0
RESEARCH PAPERS

A Thermodynamic Study of Heating with Geothermal Energy

[+] Author and Article Information
G. M. Reistad

Department of Mechanical Engineering, Oregon State University, Corvallis, Oreg.

B. Yao

Power Train and Chassis Division, Ford Motor Co., Dearborn, Mich.

M. Gunderson

Environmental and Energy Systems, AiResearch Manufacturing Co. of California, Torrance, Calif.

J. Eng. Power 100(4), 503-510 (Oct 01, 1978) (8 pages) doi:10.1115/1.3446386 History: Received July 25, 1977; Online July 14, 2010

Abstract
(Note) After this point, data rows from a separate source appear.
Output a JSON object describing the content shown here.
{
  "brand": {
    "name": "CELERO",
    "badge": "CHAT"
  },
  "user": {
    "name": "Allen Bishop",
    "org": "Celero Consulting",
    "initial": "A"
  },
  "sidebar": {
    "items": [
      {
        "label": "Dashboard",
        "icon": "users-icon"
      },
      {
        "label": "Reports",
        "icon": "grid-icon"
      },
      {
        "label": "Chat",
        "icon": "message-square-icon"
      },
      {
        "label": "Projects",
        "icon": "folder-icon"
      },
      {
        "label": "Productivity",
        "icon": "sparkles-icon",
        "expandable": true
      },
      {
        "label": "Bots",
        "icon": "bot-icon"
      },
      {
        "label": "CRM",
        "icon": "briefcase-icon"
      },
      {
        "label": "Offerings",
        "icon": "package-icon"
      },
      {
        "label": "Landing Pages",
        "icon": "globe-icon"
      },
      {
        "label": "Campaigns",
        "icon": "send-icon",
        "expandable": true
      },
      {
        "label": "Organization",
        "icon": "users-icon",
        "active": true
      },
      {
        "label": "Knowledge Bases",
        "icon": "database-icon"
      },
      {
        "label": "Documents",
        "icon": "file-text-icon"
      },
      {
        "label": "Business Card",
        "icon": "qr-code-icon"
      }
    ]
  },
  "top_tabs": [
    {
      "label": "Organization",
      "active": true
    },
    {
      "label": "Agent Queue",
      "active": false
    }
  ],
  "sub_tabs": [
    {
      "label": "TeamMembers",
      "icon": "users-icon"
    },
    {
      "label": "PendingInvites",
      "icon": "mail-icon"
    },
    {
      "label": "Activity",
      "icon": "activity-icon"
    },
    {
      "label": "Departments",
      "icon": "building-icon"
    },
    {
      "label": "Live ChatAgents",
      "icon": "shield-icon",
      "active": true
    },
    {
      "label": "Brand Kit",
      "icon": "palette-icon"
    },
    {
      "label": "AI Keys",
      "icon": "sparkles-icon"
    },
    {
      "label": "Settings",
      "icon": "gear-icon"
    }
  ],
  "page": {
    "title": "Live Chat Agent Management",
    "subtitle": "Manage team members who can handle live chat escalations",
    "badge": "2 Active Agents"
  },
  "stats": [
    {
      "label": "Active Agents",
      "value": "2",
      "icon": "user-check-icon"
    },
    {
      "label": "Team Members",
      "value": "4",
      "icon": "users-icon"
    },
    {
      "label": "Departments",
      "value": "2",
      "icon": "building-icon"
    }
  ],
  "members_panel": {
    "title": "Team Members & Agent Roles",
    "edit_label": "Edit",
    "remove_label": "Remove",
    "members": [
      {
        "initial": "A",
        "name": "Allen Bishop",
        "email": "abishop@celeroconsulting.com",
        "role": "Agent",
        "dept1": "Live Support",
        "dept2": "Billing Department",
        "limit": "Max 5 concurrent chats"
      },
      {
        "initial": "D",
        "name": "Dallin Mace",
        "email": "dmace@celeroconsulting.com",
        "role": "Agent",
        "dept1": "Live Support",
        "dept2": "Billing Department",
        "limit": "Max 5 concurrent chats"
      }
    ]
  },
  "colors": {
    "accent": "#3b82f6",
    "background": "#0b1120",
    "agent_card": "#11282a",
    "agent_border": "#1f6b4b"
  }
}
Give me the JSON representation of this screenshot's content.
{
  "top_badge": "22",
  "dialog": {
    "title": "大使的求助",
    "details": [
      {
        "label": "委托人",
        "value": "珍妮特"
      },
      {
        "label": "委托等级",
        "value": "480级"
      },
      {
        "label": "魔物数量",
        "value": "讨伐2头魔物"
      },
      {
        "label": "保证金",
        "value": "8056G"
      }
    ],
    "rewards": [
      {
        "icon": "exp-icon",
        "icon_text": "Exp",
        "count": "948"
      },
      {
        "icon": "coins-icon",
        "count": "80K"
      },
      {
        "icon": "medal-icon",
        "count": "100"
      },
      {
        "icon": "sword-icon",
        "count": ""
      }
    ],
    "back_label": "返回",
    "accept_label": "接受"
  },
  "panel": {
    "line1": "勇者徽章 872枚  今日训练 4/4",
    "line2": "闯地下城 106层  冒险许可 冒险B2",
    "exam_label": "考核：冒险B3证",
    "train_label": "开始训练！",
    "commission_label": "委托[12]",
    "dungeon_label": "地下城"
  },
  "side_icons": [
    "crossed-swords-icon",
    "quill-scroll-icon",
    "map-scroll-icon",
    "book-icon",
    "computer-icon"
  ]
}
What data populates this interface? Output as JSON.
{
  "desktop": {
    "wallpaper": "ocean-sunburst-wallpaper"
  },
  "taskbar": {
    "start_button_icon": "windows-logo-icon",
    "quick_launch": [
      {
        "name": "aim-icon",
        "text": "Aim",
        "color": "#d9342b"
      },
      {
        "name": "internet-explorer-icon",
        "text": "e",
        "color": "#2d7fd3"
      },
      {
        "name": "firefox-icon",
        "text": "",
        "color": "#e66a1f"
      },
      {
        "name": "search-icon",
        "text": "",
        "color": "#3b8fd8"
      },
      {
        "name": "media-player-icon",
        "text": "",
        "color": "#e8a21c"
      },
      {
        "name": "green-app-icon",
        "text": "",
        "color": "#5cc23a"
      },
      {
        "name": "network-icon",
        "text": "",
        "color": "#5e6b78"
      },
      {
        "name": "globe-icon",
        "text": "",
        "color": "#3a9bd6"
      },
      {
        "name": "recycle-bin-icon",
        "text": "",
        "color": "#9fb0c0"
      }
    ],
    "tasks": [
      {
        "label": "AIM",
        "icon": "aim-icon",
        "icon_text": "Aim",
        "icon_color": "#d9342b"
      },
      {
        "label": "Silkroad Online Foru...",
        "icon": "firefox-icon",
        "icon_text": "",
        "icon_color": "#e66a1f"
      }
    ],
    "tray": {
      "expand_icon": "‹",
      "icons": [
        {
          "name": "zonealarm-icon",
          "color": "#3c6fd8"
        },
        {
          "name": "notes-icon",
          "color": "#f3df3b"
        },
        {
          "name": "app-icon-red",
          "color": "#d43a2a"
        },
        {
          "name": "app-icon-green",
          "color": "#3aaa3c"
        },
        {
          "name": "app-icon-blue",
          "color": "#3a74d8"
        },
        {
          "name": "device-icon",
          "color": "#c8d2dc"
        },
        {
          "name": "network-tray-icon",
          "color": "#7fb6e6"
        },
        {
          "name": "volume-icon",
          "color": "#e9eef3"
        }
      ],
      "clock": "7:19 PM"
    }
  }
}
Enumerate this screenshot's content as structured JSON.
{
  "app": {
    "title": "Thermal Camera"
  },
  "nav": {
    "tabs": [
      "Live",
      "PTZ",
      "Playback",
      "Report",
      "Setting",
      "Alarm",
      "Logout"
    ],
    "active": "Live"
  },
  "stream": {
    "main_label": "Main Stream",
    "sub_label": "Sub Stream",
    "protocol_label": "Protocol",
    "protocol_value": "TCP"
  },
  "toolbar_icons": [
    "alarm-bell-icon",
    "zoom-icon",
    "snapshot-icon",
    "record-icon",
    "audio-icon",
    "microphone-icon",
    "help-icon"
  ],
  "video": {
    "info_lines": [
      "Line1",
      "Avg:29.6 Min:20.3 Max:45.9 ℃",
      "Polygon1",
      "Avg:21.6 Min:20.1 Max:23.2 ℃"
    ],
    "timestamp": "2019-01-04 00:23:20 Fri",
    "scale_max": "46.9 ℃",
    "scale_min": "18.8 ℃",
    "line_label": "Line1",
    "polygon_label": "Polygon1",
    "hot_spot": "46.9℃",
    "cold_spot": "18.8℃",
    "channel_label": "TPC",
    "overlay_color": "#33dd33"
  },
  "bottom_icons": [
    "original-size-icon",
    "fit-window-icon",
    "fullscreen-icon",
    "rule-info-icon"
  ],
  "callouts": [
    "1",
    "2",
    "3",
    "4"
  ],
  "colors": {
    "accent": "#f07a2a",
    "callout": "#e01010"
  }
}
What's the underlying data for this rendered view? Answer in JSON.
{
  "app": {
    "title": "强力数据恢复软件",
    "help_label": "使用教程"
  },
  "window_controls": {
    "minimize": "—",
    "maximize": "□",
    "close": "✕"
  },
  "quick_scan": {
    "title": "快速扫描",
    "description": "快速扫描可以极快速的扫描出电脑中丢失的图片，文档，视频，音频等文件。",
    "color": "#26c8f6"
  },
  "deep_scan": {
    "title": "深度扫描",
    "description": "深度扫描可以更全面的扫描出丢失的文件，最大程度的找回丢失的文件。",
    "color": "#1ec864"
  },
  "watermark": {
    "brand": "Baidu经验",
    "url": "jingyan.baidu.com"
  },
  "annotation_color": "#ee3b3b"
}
A thermodynamic analysis of various methods of heating while using either purely geothermal energy or a combination of geothermal energy and conventional energy has been completed. Since geothermal energy, unlike conventional fuels, has an available energy that is markedly lower than its energy, a first law of thermodynamics performance parameter cannot accurately portray the thermodynamic performance and the second law based performance parameter (effectiveness) is used as the objective function during optimization. Results of the analysis present the optimum performance of several systems as a function of heating temperature and geothermal resource temperature. These results show that when only heating is required at a temperature substantially below the existing geothermal resource temperature a conventional direct geothermal heating system is thermodyanmically desirable. However, when heating is desired at temperatures near that of the geothermal resource, systems that use heat pumps can provide superior performance. Furthermore, for the usual range of water-dominated geothermal resource temperatures (up to about 500 or 525 K) some geothermally based heating systems have performance superior to that of fossil-fired furnaces and electric resistance heating systems at heating temperatures up to, and somewhat above, that of the resource temperature. At higher heating temperature, however, it is shown that furnaces and electric resistance heating systems improve their relative position and can have superior performance.

Copyright © 1978 by ASME
Your Session has timed out. Please sign back in to continue.

References

Figures

Tables

Errata

Discussions

Some tools below are only available to our subscribers or users with an online account.

Related Content

Customize your page view by dragging and repositioning the boxes below.

Related Journal Articles
Related eBook Content
Topic Collections

Sorry! You do not have access to this content. For assistance or to subscribe, please contact us:

  • TELEPHONE: 1-800-843-2763 (Toll-free in the USA)
  • EMAIL: asmedigitalcollection@asme.org
Sign In